Copy each line of the records below that has "Users" in it.

§ **GIVEN INFORMATION**
═══
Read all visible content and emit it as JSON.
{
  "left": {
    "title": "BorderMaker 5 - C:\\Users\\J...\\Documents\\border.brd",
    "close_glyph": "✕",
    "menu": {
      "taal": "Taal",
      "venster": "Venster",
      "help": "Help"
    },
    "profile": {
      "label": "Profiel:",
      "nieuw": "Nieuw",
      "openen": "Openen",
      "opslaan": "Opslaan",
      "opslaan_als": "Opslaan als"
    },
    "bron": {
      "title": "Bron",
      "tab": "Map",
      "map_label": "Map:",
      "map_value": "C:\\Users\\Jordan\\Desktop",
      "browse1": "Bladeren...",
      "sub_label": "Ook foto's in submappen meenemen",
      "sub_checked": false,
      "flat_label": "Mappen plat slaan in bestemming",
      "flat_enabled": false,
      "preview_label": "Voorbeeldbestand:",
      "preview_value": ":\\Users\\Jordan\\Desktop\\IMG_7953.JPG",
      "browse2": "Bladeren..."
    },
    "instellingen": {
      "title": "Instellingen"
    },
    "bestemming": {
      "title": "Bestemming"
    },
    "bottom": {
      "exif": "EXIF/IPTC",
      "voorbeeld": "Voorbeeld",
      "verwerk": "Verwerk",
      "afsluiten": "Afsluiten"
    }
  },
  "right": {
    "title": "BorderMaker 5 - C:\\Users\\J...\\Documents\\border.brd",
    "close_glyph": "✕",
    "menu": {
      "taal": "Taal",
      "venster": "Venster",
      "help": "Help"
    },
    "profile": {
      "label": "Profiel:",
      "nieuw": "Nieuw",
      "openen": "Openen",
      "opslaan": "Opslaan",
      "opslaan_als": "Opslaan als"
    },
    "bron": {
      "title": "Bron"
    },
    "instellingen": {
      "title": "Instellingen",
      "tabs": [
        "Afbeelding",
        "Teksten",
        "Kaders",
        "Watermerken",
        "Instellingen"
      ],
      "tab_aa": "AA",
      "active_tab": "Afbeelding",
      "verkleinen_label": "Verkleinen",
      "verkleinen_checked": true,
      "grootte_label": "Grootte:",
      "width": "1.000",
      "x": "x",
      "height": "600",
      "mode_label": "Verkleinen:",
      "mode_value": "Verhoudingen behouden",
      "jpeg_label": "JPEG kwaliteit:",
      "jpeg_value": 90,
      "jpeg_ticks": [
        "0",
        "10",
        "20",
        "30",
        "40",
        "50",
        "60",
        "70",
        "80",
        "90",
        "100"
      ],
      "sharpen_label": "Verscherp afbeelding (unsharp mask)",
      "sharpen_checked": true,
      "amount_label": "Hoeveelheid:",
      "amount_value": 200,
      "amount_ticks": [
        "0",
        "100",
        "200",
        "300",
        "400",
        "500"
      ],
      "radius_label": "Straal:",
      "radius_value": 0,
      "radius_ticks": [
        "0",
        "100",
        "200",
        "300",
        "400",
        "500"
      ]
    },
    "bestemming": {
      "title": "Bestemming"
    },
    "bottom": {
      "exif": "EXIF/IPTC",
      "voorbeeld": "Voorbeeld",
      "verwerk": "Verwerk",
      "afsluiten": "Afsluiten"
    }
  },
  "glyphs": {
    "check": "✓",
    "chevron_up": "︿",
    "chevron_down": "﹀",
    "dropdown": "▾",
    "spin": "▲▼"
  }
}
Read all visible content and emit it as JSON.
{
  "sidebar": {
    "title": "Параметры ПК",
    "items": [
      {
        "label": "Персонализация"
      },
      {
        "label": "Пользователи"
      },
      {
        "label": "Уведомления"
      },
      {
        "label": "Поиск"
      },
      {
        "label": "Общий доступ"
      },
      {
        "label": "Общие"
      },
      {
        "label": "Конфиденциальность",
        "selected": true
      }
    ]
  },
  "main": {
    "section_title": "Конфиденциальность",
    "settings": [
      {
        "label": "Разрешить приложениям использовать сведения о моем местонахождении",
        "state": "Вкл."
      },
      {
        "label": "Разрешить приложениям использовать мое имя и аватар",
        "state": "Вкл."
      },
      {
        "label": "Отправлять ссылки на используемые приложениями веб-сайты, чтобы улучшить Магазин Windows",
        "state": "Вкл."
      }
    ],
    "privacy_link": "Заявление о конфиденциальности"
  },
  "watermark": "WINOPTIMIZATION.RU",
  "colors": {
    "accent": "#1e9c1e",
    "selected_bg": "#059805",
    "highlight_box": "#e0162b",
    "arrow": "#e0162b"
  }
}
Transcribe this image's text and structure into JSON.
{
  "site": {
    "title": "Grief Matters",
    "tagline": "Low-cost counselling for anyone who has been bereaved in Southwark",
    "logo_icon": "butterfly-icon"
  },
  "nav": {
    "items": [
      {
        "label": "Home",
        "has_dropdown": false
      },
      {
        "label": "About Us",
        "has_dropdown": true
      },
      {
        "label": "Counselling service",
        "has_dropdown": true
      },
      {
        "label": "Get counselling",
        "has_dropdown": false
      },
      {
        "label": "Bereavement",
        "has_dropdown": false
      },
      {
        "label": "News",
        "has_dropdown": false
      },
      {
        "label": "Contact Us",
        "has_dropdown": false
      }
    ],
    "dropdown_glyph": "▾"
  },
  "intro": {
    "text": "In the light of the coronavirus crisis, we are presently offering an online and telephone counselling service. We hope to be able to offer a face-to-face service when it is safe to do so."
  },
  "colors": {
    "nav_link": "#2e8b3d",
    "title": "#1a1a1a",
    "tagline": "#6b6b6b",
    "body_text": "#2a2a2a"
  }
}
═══
§ **WRITTEN RESPONSE**
    "title": "BorderMaker 5 - C:\\Users\\J...\\Documents\\border.brd",
      "map_value": "C:\\Users\\Jordan\\Desktop",
      "preview_value": ":\\Users\\Jordan\\Desktop\\IMG_7953.JPG",
    "title": "BorderMaker 5 - C:\\Users\\J...\\Documents\\border.brd",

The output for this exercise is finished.